Of course, those are just the basics. There’s much more to it, like the shooter’s earlier visits to the bar, his alleged attempts to pick-up gay men, his trips to Saudi Arabia, two prior FBI investigations into his activities that drew a blank, and the list goes on.

Related issues include gun control, the theological foundations of Islamic terror, and the biblical understanding of the use of force. I’ve written extensively about these things and will provide the links below.

But for now I think Americans of all stripes need to do three things.

First, we need to reach out in love and service to the gay community. They are really hurting and they need to be reassured that all Americans, including and especially evangelical Christians, hurt with them. Scripture says to overcome evil with good. Chic-Fil-A has led the way by breaking their famous “closed on Sunday,” policy in Orlando to serve the wounded and their care-givers. We need to match it.

Second, we need to keep our government official’s feet to the fire about the politically correct institutional, administrative, and investigative limits that have been imposed on the FBI and other Federal law enforcement entities that prevent them from following up on legitimate leads in order to avoid so-called discrimination against Islamic Americans. The Obama Administration bears principle responsibility for hog-tying law enforcement in this area. I don’t fault Mr. Obama for following his principles, but he needs to realize when he’s wrong.

Finally, all of us need to tell ourselves the truth about the nature of the Jihadist, and other violent threats, on soft targets.

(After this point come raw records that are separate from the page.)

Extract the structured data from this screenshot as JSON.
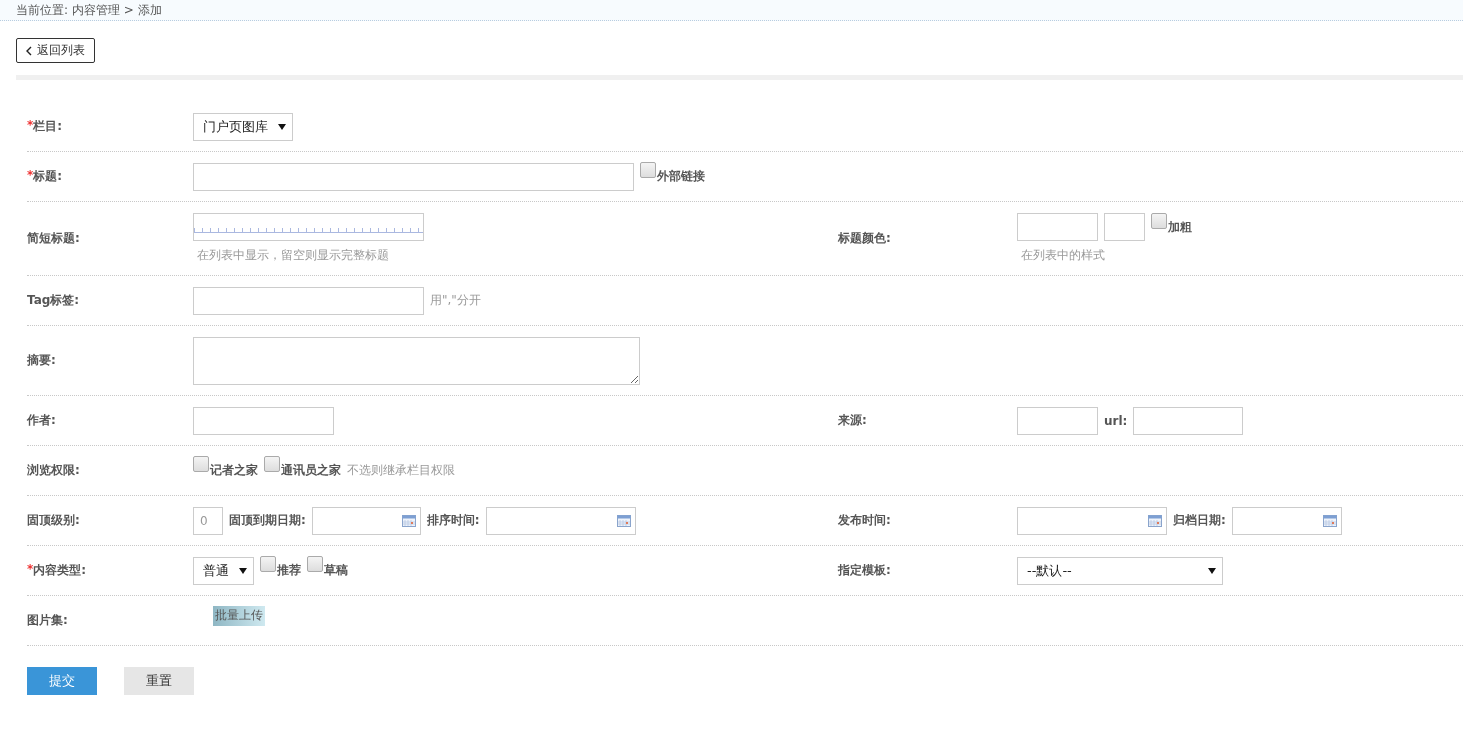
{
  "breadcrumb": "当前位置: 内容管理 > 添加",
  "back_button": "返回列表",
  "rows": [
    {
      "left": {
        "label": "栏目:",
        "marker": "*",
        "controls": [
          {
            "kind": "select",
            "value": "门户页图库"
          }
        ]
      }
    },
    {
      "left": {
        "label": "标题:",
        "marker": "*",
        "controls": [
          {
            "kind": "text"
          },
          {
            "kind": "checkbox",
            "label": "外部链接",
            "checked": false
          }
        ]
      }
    },
    {
      "left": {
        "label": "简短标题:",
        "controls": [
          {
            "kind": "ruler"
          }
        ],
        "note": "在列表中显示，留空则显示完整标题"
      },
      "right": {
        "label": "标题颜色:",
        "controls": [
          {
            "kind": "text"
          },
          {
            "kind": "text"
          },
          {
            "kind": "checkbox",
            "label": "加粗",
            "checked": false
          }
        ],
        "note": "在列表中的样式"
      }
    },
    {
      "left": {
        "label": "Tag标签:",
        "controls": [
          {
            "kind": "text"
          },
          {
            "kind": "hint",
            "text": "用\",\"分开"
          }
        ]
      }
    },
    {
      "left": {
        "label": "摘要:",
        "controls": [
          {
            "kind": "textarea"
          }
        ]
      }
    },
    {
      "left": {
        "label": "作者:",
        "controls": [
          {
            "kind": "text"
          }
        ]
      },
      "right": {
        "label": "来源:",
        "controls": [
          {
            "kind": "text"
          },
          {
            "kind": "label",
            "text": "url:"
          },
          {
            "kind": "text"
          }
        ]
      }
    },
    {
      "left": {
        "label": "浏览权限:",
        "controls": [
          {
            "kind": "checkbox",
            "label": "记者之家",
            "checked": false
          },
          {
            "kind": "checkbox",
            "label": "通讯员之家",
            "checked": false
          },
          {
            "kind": "hint",
            "text": "不选则继承栏目权限"
          }
        ]
      }
    },
    {
      "left": {
        "label": "固顶级别:",
        "controls": [
          {
            "kind": "text",
            "placeholder": "0"
          },
          {
            "kind": "label",
            "text": "固顶到期日期:"
          },
          {
            "kind": "date"
          },
          {
            "kind": "label",
            "text": "排序时间:"
          },
          {
            "kind": "date"
          }
        ]
      },
      "right": {
        "label": "发布时间:",
        "controls": [
          {
            "kind": "date"
          },
          {
            "kind": "label",
            "text": "归档日期:"
          },
          {
            "kind": "date"
          }
        ]
      }
    },
    {
      "left": {
        "label": "内容类型:",
        "marker": "*",
        "controls": [
          {
            "kind": "select",
            "value": "普通"
          },
          {
            "kind": "checkbox",
            "label": "推荐",
            "checked": false
          },
          {
            "kind": "checkbox",
            "label": "草稿",
            "checked": false
          }
        ]
      },
      "right": {
        "label": "指定模板:",
        "controls": [
          {
            "kind": "select",
            "value": "--默认--"
          }
        ]
      }
    },
    {
      "left": {
        "label": "图片集:",
        "controls": [
          {
            "kind": "upload",
            "text": "批量上传"
          }
        ]
      }
    }
  ],
  "buttons": [
    {
      "label": "提交",
      "kind": "primary"
    },
    {
      "label": "重置",
      "kind": "secondary"
    }
  ]
}
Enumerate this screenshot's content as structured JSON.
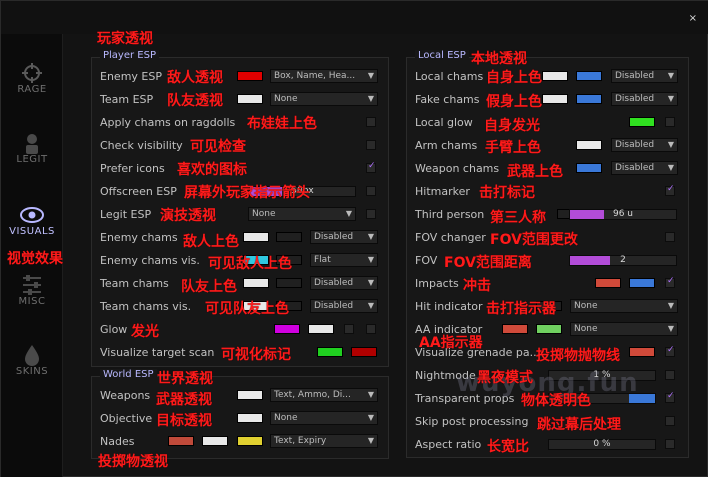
{
  "window": {
    "close": "×"
  },
  "sidebar": [
    {
      "label": "RAGE",
      "icon": "crosshair-icon"
    },
    {
      "label": "LEGIT",
      "icon": "soldier-icon"
    },
    {
      "label": "VISUALS",
      "icon": "eye-icon",
      "active": true
    },
    {
      "label": "MISC",
      "icon": "sliders-icon"
    },
    {
      "label": "SKINS",
      "icon": "droplet-icon"
    }
  ],
  "annotations": {
    "top": "玩家透视",
    "visuals": "视觉效果",
    "world": "世界透视",
    "local": "本地透视"
  },
  "player_esp": {
    "title": "Player ESP",
    "rows": [
      {
        "label": "Enemy ESP",
        "cn": "敌人透视",
        "dropdown": "Box, Name, Hea..."
      },
      {
        "label": "Team ESP",
        "cn": "队友透视",
        "dropdown": "None"
      },
      {
        "label": "Apply chams on ragdolls",
        "cn": "布娃娃上色"
      },
      {
        "label": "Check visibility",
        "cn": "可见检查"
      },
      {
        "label": "Prefer icons",
        "cn": "喜欢的图标"
      },
      {
        "label": "Offscreen ESP",
        "cn": "屏幕外玩家指示箭头",
        "slider": "50px"
      },
      {
        "label": "Legit ESP",
        "cn": "演技透视",
        "dropdown": "None"
      },
      {
        "label": "Enemy chams",
        "cn": "敌人上色",
        "dropdown": "Disabled"
      },
      {
        "label": "Enemy chams vis.",
        "cn": "可见敌人上色",
        "dropdown": "Flat"
      },
      {
        "label": "Team chams",
        "cn": "队友上色",
        "dropdown": "Disabled"
      },
      {
        "label": "Team chams vis.",
        "cn": "可见队友上色",
        "dropdown": "Disabled"
      },
      {
        "label": "Glow",
        "cn": "发光"
      },
      {
        "label": "Visualize target scan",
        "cn": "可视化标记"
      }
    ]
  },
  "world_esp": {
    "title": "World ESP",
    "rows": [
      {
        "label": "Weapons",
        "cn": "武器透视",
        "dropdown": "Text, Ammo, Di..."
      },
      {
        "label": "Objective",
        "cn": "目标透视",
        "dropdown": "None"
      },
      {
        "label": "Nades",
        "cn": "投掷物透视",
        "dropdown": "Text, Expiry"
      }
    ]
  },
  "local_esp": {
    "title": "Local ESP",
    "rows": [
      {
        "label": "Local chams",
        "cn": "自身上色",
        "dropdown": "Disabled"
      },
      {
        "label": "Fake chams",
        "cn": "假身上色",
        "dropdown": "Disabled"
      },
      {
        "label": "Local glow",
        "cn": "自身发光"
      },
      {
        "label": "Arm chams",
        "cn": "手臂上色",
        "dropdown": "Disabled"
      },
      {
        "label": "Weapon chams",
        "cn": "武器上色",
        "dropdown": "Disabled"
      },
      {
        "label": "Hitmarker",
        "cn": "击打标记"
      },
      {
        "label": "Third person",
        "cn": "第三人称",
        "slider": "96 u"
      },
      {
        "label": "FOV changer",
        "cn": "FOV范围更改"
      },
      {
        "label": "FOV",
        "cn": "FOV范围距离",
        "slider": "2"
      },
      {
        "label": "Impacts",
        "cn": "冲击"
      },
      {
        "label": "Hit indicator",
        "cn": "击打指示器",
        "dropdown": "None"
      },
      {
        "label": "AA indicator",
        "cn": "AA指示器",
        "dropdown": "None"
      },
      {
        "label": "Visualize grenade pa...",
        "cn": "投掷物抛物线"
      },
      {
        "label": "Nightmode",
        "cn": "黑夜模式",
        "slider": "1 %"
      },
      {
        "label": "Transparent props",
        "cn": "物体透明色"
      },
      {
        "label": "Skip post processing",
        "cn": "跳过幕后处理"
      },
      {
        "label": "Aspect ratio",
        "cn": "长宽比",
        "slider": "0 %"
      }
    ]
  },
  "watermark": "wuyong.fun",
  "colors": {
    "accent": "#b24cd8",
    "label_red": "#ff1a1a",
    "title_blue": "#b8b8ff"
  }
}
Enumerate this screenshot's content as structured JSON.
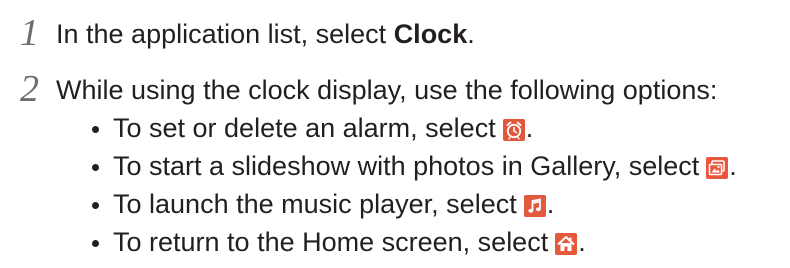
{
  "steps": [
    {
      "number": "1",
      "text_before": "In the application list, select ",
      "text_bold": "Clock",
      "text_after": "."
    },
    {
      "number": "2",
      "text": "While using the clock display, use the following options:"
    }
  ],
  "bullets": [
    {
      "text": "To set or delete an alarm, select",
      "icon": "alarm-clock-icon",
      "after": "."
    },
    {
      "text": "To start a slideshow with photos in Gallery, select",
      "icon": "gallery-slideshow-icon",
      "after": "."
    },
    {
      "text": "To launch the music player, select",
      "icon": "music-note-icon",
      "after": "."
    },
    {
      "text": "To return to the Home screen, select",
      "icon": "home-icon",
      "after": "."
    }
  ],
  "colors": {
    "text": "#231f20",
    "step_number": "#6d6e71",
    "icon_alarm": "#e2563b",
    "icon_gallery": "#e8573d",
    "icon_music": "#e25a3e",
    "icon_home": "#e5583c"
  }
}
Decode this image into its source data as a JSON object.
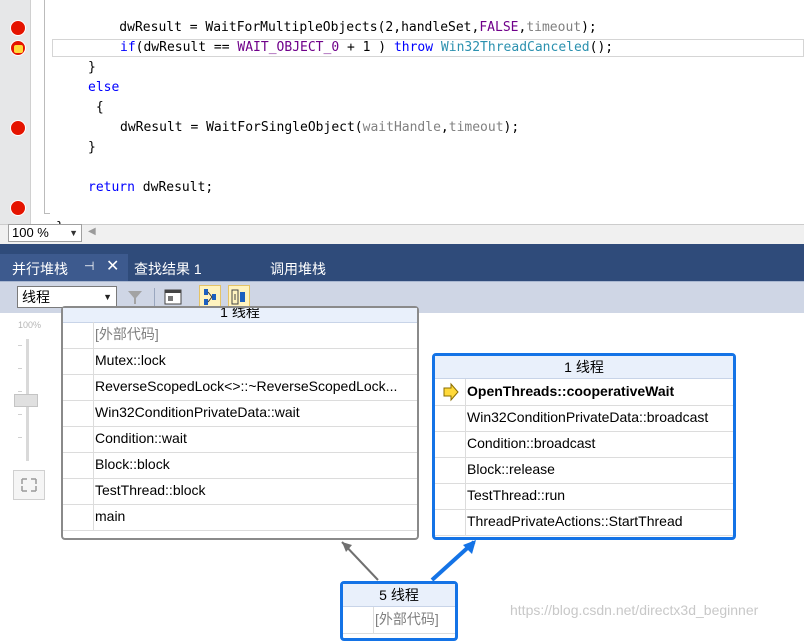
{
  "editor": {
    "lines": [
      {
        "parts": [
          {
            "t": "    dwResult = WaitForMultipleObjects(2,handleSet,",
            "c": ""
          },
          {
            "t": "FALSE",
            "c": "mac"
          },
          {
            "t": ",",
            "c": ""
          },
          {
            "t": "timeout",
            "c": "prm"
          },
          {
            "t": ");",
            "c": ""
          }
        ],
        "indent": 2
      },
      {
        "parts": [
          {
            "t": "if",
            "c": "kw"
          },
          {
            "t": "(dwResult == ",
            "c": ""
          },
          {
            "t": "WAIT_OBJECT_0",
            "c": "mac"
          },
          {
            "t": " + 1 ) ",
            "c": ""
          },
          {
            "t": "throw",
            "c": "kw"
          },
          {
            "t": " ",
            "c": ""
          },
          {
            "t": "Win32ThreadCanceled",
            "c": "typ"
          },
          {
            "t": "();",
            "c": ""
          }
        ],
        "indent": 2
      },
      {
        "parts": [
          {
            "t": "}",
            "c": ""
          }
        ],
        "indent": 1
      },
      {
        "parts": [
          {
            "t": "else",
            "c": "kw"
          }
        ],
        "indent": 1
      },
      {
        "parts": [
          {
            "t": " {",
            "c": ""
          }
        ],
        "indent": 1
      },
      {
        "parts": [
          {
            "t": "dwResult = WaitForSingleObject(",
            "c": ""
          },
          {
            "t": "waitHandle",
            "c": "prm"
          },
          {
            "t": ",",
            "c": ""
          },
          {
            "t": "timeout",
            "c": "prm"
          },
          {
            "t": ");",
            "c": ""
          }
        ],
        "indent": 2
      },
      {
        "parts": [
          {
            "t": "}",
            "c": ""
          }
        ],
        "indent": 1
      },
      {
        "parts": [],
        "indent": 1
      },
      {
        "parts": [
          {
            "t": "return",
            "c": "kw"
          },
          {
            "t": " dwResult;",
            "c": ""
          }
        ],
        "indent": 1
      },
      {
        "parts": [],
        "indent": 1
      },
      {
        "parts": [
          {
            "t": "}",
            "c": ""
          }
        ],
        "indent": 0
      }
    ],
    "zoom": "100 %"
  },
  "tabs": {
    "parallel_stacks": "并行堆栈",
    "find_results": "查找结果 1",
    "call_stack": "调用堆栈"
  },
  "toolbar": {
    "view_select": "线程"
  },
  "canvas": {
    "zoom_label": "100%",
    "left_box": {
      "title": "1 线程",
      "frames": [
        "[外部代码]",
        "Mutex::lock",
        "ReverseScopedLock<>::~ReverseScopedLock...",
        "Win32ConditionPrivateData::wait",
        "Condition::wait",
        "Block::block",
        "TestThread::block",
        "main"
      ]
    },
    "right_box": {
      "title": "1 线程",
      "frames": [
        "OpenThreads::cooperativeWait",
        "Win32ConditionPrivateData::broadcast",
        "Condition::broadcast",
        "Block::release",
        "TestThread::run",
        "ThreadPrivateActions::StartThread"
      ]
    },
    "bottom_box": {
      "title": "5 线程",
      "frames": [
        "[外部代码]"
      ]
    }
  },
  "watermark": "https://blog.csdn.net/directx3d_beginner",
  "colors": {
    "accent": "#1473e6",
    "breakpoint": "#e51400",
    "tab_bg": "#2f4b7a"
  }
}
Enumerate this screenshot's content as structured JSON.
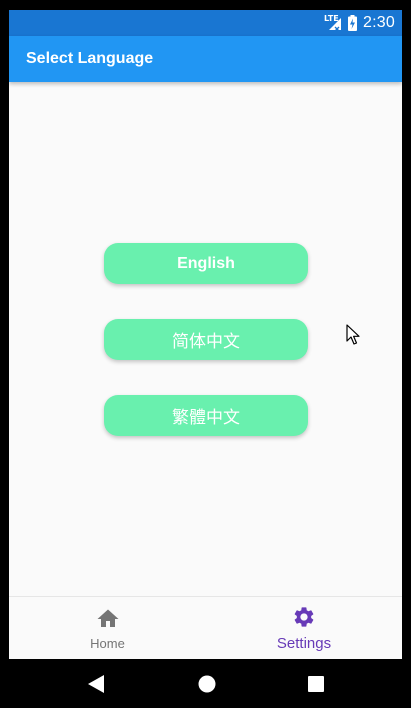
{
  "status_bar": {
    "time": "2:30",
    "network_label": "LTE",
    "icons": [
      "lte-signal-icon",
      "battery-charging-icon"
    ]
  },
  "app_bar": {
    "title": "Select Language"
  },
  "languages": [
    {
      "label": "English"
    },
    {
      "label": "简体中文"
    },
    {
      "label": "繁體中文"
    }
  ],
  "bottom_nav": {
    "items": [
      {
        "label": "Home",
        "icon": "home-icon",
        "selected": false
      },
      {
        "label": "Settings",
        "icon": "gear-icon",
        "selected": true
      }
    ]
  },
  "system_nav": {
    "icons": [
      "back-icon",
      "home-circle-icon",
      "recents-icon"
    ]
  },
  "colors": {
    "status_bar": "#1976d2",
    "app_bar": "#2196f3",
    "button": "#69f0ae",
    "nav_selected": "#673ab7",
    "nav_unselected": "#757575",
    "background": "#fafafa"
  }
}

This danger pre-dates 9-11, has ramped up since then, and will not go away simply by wishing it were not so. How we choose to prepare for that threat is up to each individual and institution, but until the threat environment changes we need to be prepared to meet it, or else to stay out of soft targets.

Links to other articles:

ISIS IN PARIS -https://daneskelton.com/category/islam/

STOP THE SHOOTINGS (thoughts on gun control)  – https://daneskelton.com/category/guns/

RESISTING EVIL IN A VIOLENT WORLD – http://www.fccsobo.org/rwt-blog-39101